• **INPUT FOR THIS TASK**
-*-

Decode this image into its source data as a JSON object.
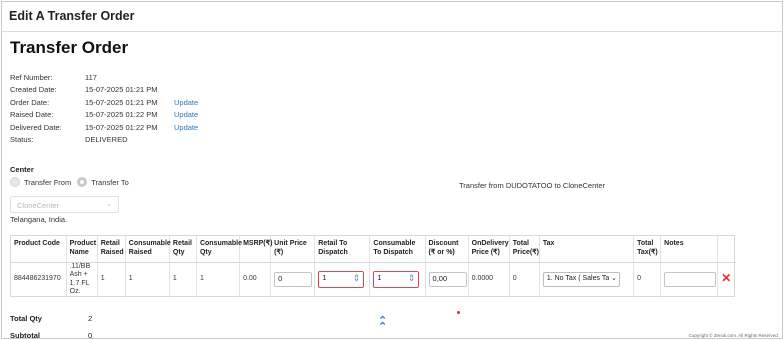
{
  "header": {
    "title": "Edit A Transfer Order"
  },
  "page_title": "Transfer Order",
  "info": [
    {
      "label": "Ref Number:",
      "value": "117",
      "link": ""
    },
    {
      "label": "Created Date:",
      "value": "15-07-2025 01:21 PM",
      "link": ""
    },
    {
      "label": "Order Date:",
      "value": "15-07-2025 01:21 PM",
      "link": "Update"
    },
    {
      "label": "Raised Date:",
      "value": "15-07-2025 01:22 PM",
      "link": "Update"
    },
    {
      "label": "Delivered Date:",
      "value": "15-07-2025 01:22 PM",
      "link": "Update"
    },
    {
      "label": "Status:",
      "value": "DELIVERED",
      "link": ""
    }
  ],
  "center": {
    "label": "Center",
    "transfer_from": "Transfer From",
    "transfer_to": "Transfer To",
    "selected_radio": "Transfer To",
    "select_value": "CloneCenter",
    "location": "Telangana, India.",
    "transfer_note": "Transfer from DUDOTATOO to CloneCenter"
  },
  "table": {
    "headers": {
      "product_code": "Product Code",
      "product_name": "Product Name",
      "retail_raised": "Retail Raised",
      "consumable_raised": "Consumable Raised",
      "retail_qty": "Retail Qty",
      "consumable_qty": "Consumable Qty",
      "msrp": "MSRP(₹)",
      "unit_price": "Unit Price (₹)",
      "retail_dispatch": "Retail To Dispatch",
      "consumable_dispatch": "Consumable To Dispatch",
      "discount": "Discount (₹ or %)",
      "ondelivery": "OnDelivery Price (₹)",
      "total_price": "Total Price(₹)",
      "tax": "Tax",
      "total_tax": "Total Tax(₹)",
      "notes": "Notes"
    },
    "row": {
      "product_code": "884486231970",
      "product_name": ".11/BB Ash + 1.7 FL Oz.",
      "retail_raised": "1",
      "consumable_raised": "1",
      "retail_qty": "1",
      "consumable_qty": "1",
      "msrp": "0.00",
      "unit_price": "0",
      "retail_dispatch": "1",
      "consumable_dispatch": "1",
      "discount": "0,00",
      "ondelivery": "0.0000",
      "total_price": "0",
      "tax": "1. No Tax ( Sales Tax",
      "total_tax": "0",
      "notes": ""
    }
  },
  "totals": [
    {
      "label": "Total Qty",
      "value": "2"
    },
    {
      "label": "Subtotal",
      "value": "0"
    }
  ],
  "footer": {
    "copyright": "Copyright © Zenoti.com. All Rights Reserved."
  },
  "icons": {
    "delete": "close-icon",
    "scroll_up": "double-chevron-up-icon",
    "spinner": "stepper-icon"
  },
  "colors": {
    "link": "#2a78c2",
    "error_border": "#e0454b",
    "delete": "#e0333a"
  }
}
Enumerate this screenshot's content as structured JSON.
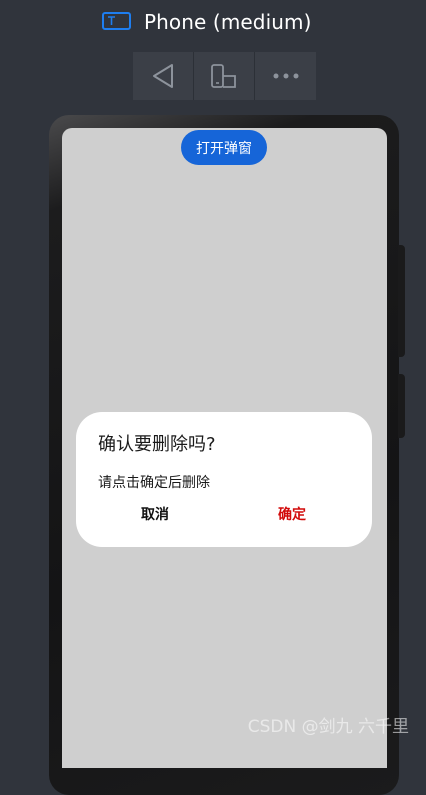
{
  "header": {
    "icon": "text-device-icon",
    "title": "Phone (medium)"
  },
  "toolbar": {
    "items": [
      {
        "icon": "back-triangle-icon"
      },
      {
        "icon": "device-rotate-icon"
      },
      {
        "icon": "more-dots-icon"
      }
    ]
  },
  "screen": {
    "open_button_label": "打开弹窗",
    "background_color": "#cfcfcf"
  },
  "dialog": {
    "title": "确认要删除吗?",
    "message": "请点击确定后删除",
    "cancel_label": "取消",
    "confirm_label": "确定",
    "confirm_color": "#d20a0a"
  },
  "watermark": {
    "text": "CSDN @剑九 六千里"
  },
  "colors": {
    "app_background": "#30343c",
    "accent_blue": "#1665d8"
  }
}
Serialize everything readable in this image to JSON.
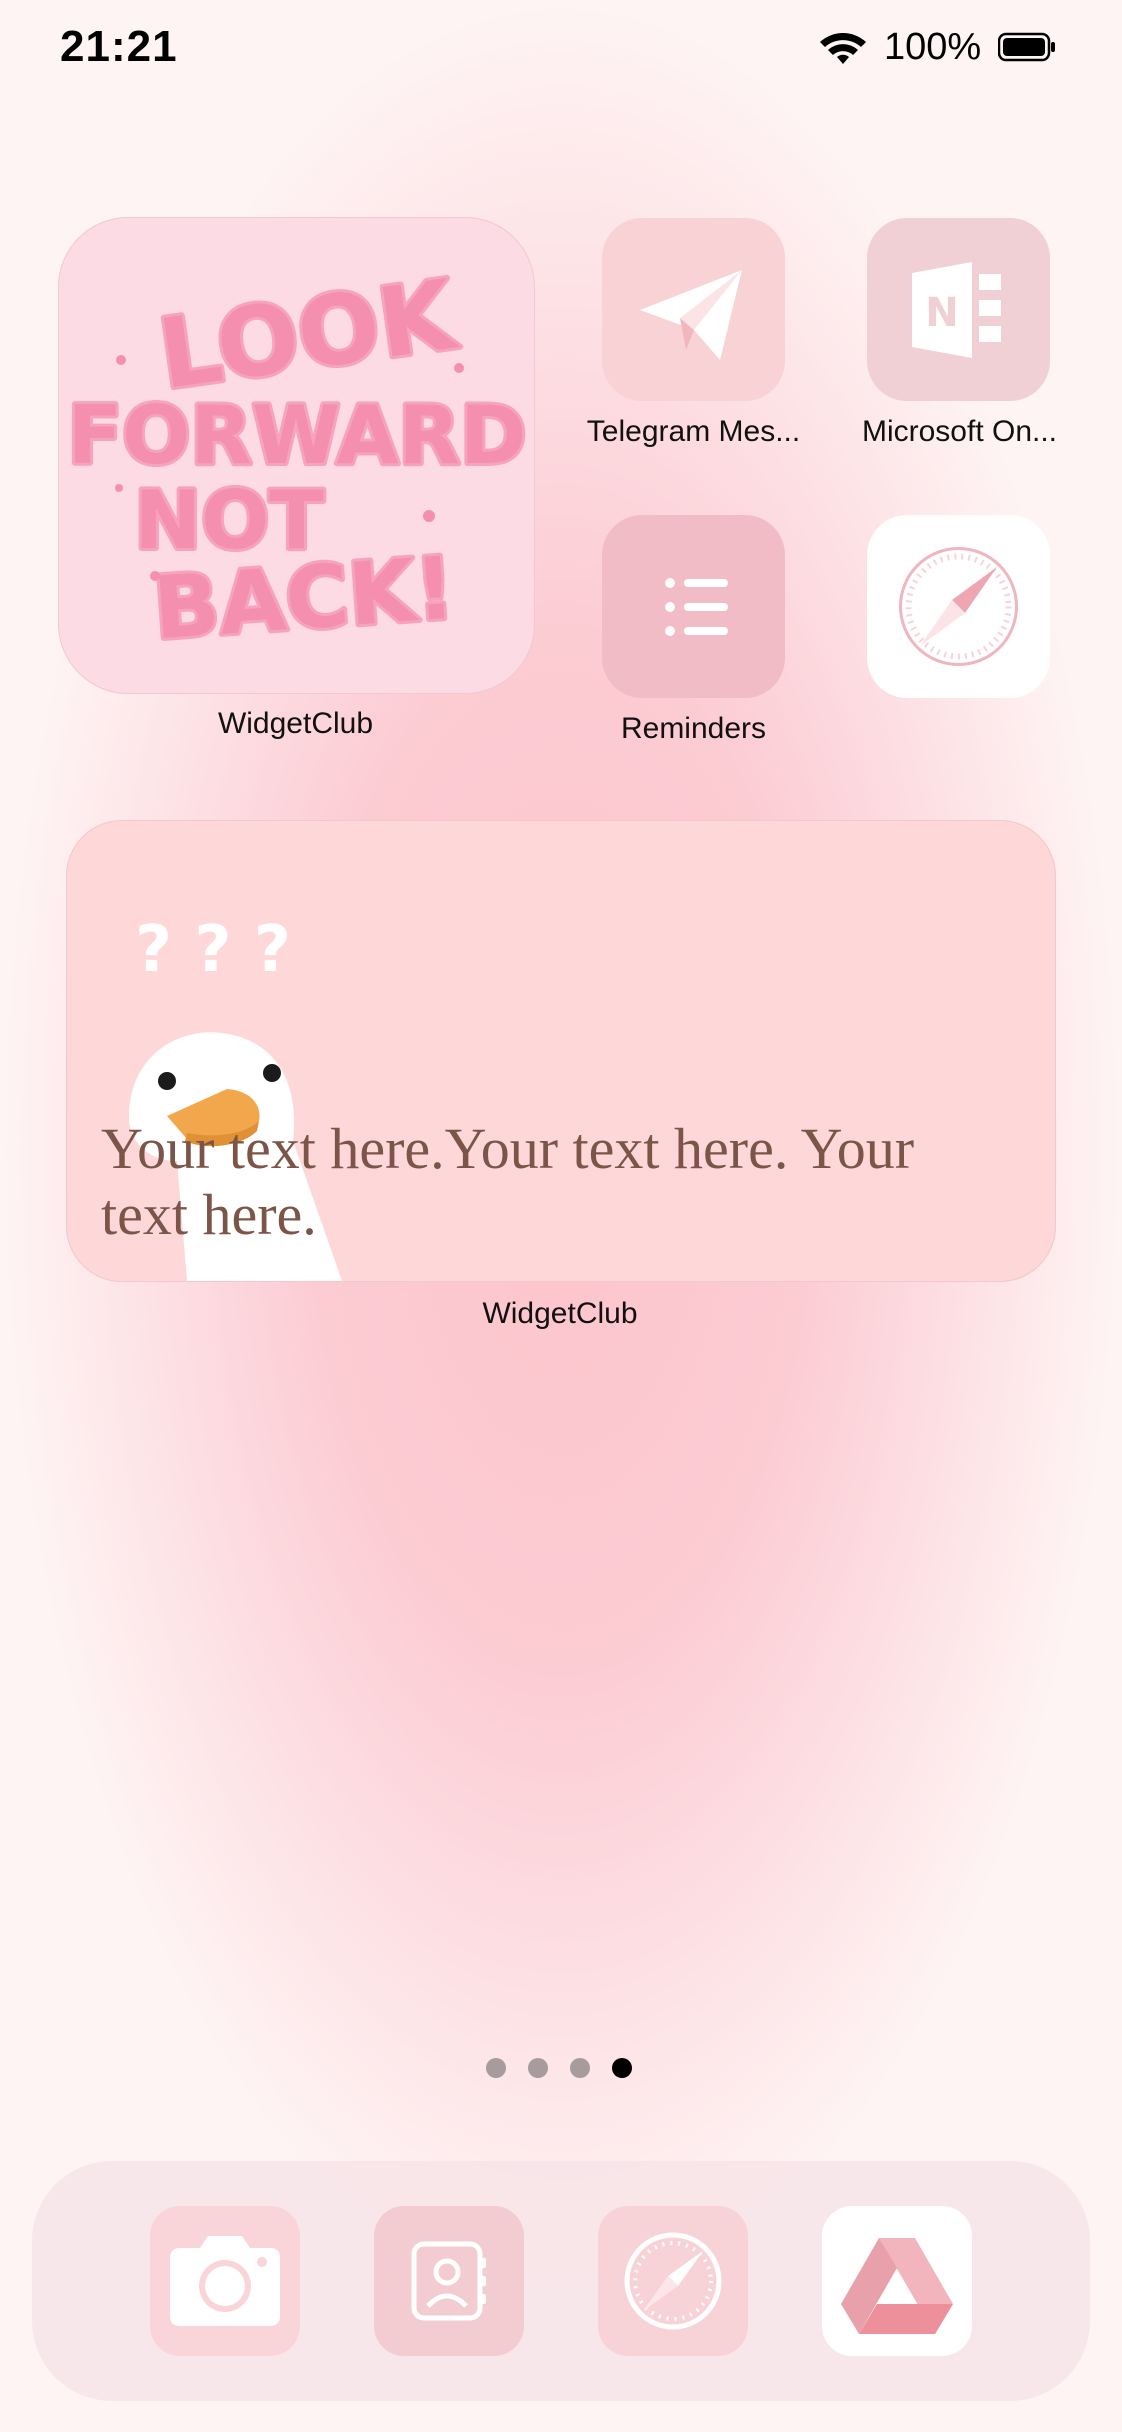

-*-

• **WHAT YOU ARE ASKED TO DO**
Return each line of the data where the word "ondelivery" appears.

• **YOUR SOLUTION**
      "ondelivery": "OnDelivery Price (₹)",
      "ondelivery": "0.0000",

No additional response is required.